After acquiring the Salubria land and building his manor house here in 1830, Dr. John H. Bayne quickly realized that devoting the entire property to the cultivation of tobacco was not going to produce the income he needed. Tobacco was a labor intensive crop, and the African slaves necessary to provide the labor were becoming too expensive to acquire and maintain. In addition, tobacco could be planted in a field only once in three years. More frequent tobacco planting robbed the soil of its necessary nutrients. As a result, Bayne began formulating plans to replace tobacco with more profitable and less labor-intensive crops - fruits, vegetables and flowers for the national capital area market.
Dr. Bayne saw the need to develop these crops with particular attention to their suitability to the soil and weather at Salubria. He also sought to develop strains which were early producers of choice fruits and vegetables. His experiments in cross pollination and selective grafting proved to be very successful in producing excellent strawberries as well as superior peaches, apples, pears and grapes. Bayne reputation as a horticulturist, first recognized locally in 1843, quickly spread from Maryland in the mid-Atlantic region and onward to New England and even to Europe. By 1847, Bayne was commonly addressed as "The Prince of Horticulturists" in the press, professional journals and among his peers. In that year Prince George County Agricultural Exhibition, Bayne ?mammoth apples and superior grapes? garnered exceptional praise.
A More Profitable Use of Trained Slaves
By 1852, Dr. Bayne orchards contained 15,000 trees - 8,000 of them were producing peaches suitable for consumption as table fruit, rather than limited to the production of brandy. The Salubria field slaves were apparently trained by Bayne not only to plant the trees and harvest the crops, but also to prune and maintain them to maximize their early harvest productivity. Salubria field workers also played a part in producing superior strains of strawberries, grapes and potatoes. Because of the scope of these tasks, Baynes slaves must have participated in implementing his selective cross pollination of the strawberry plants and the grafting of the grape vine stock.
Sharing His Knowledge
Dr. Bayne was an early supporter of the concept of a professionally educated farming community. He regularly wrote articles on agriculture and horticulture which were published in local, regional and national trade journals. He was elected President of the Prince George County Agricultural Society in 1849.

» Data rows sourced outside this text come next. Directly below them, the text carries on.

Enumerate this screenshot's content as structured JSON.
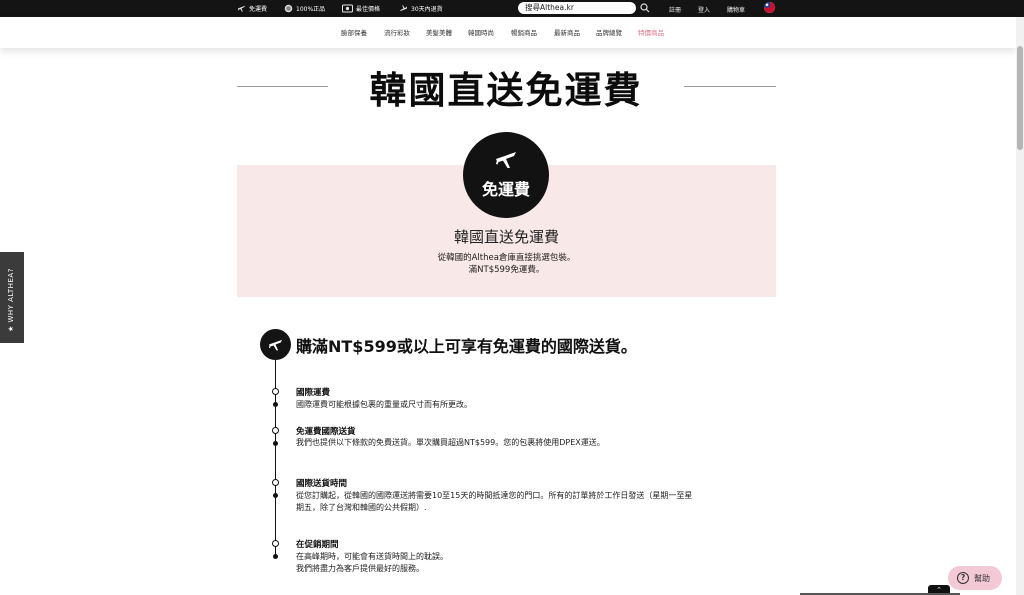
{
  "topbar": {
    "features": [
      {
        "icon": "plane-icon",
        "label": "免運費"
      },
      {
        "icon": "authentic-badge-icon",
        "label": "100%正品"
      },
      {
        "icon": "price-tag-icon",
        "label": "最佳價格"
      },
      {
        "icon": "return-plane-icon",
        "label": "30天內退貨"
      }
    ],
    "search_placeholder": "搜尋Althea.kr",
    "links": {
      "register": "註冊",
      "login": "登入",
      "cart": "購物車"
    }
  },
  "nav": {
    "categories": [
      "臉部保養",
      "流行彩妝",
      "美髮美體",
      "韓國時尚",
      "暢銷商品",
      "最新商品",
      "品牌總覽",
      "特價商品"
    ]
  },
  "hero": {
    "title": "韓國直送免運費",
    "badge_text": "免運費",
    "card_title": "韓國直送免運費",
    "card_line1": "從韓國的Althea倉庫直接挑選包裝。",
    "card_line2": "滿NT$599免運費。"
  },
  "sidetab": {
    "label": "★ WHY ALTHEA?"
  },
  "shipping": {
    "title": "購滿NT$599或以上可享有免運費的國際送貨。",
    "items": [
      {
        "title": "國際運費",
        "text": "國際運費可能根據包裹的重量或尺寸而有所更改。"
      },
      {
        "title": "免運費國際送貨",
        "text": "我們也提供以下條款的免費送貨。單次購買超過NT$599。您的包裹將使用DPEX運送。"
      },
      {
        "title": "國際送貨時間",
        "text1": "從您訂購起，從韓國的國際運送將需要10至15天的時間抵達您的門口。所有的訂單將於工作日發送（星期一至星",
        "text2": "期五，除了台灣和韓國的公共假期）."
      },
      {
        "title": "在促銷期間",
        "text1": "在高峰期時，可能會有送貨時間上的耽誤。",
        "text2": "我們將盡力為客戶提供最好的服務。"
      }
    ]
  },
  "help": {
    "label": "幫助"
  },
  "colors": {
    "accent_pink": "#d9708c",
    "card_bg": "#f8e9e8",
    "dark": "#141414"
  }
}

Bayne was also a member of a small group of prominent farmers and horticulturalists who founded the Maryland Agricultural College which became the University of Maryland at College Park.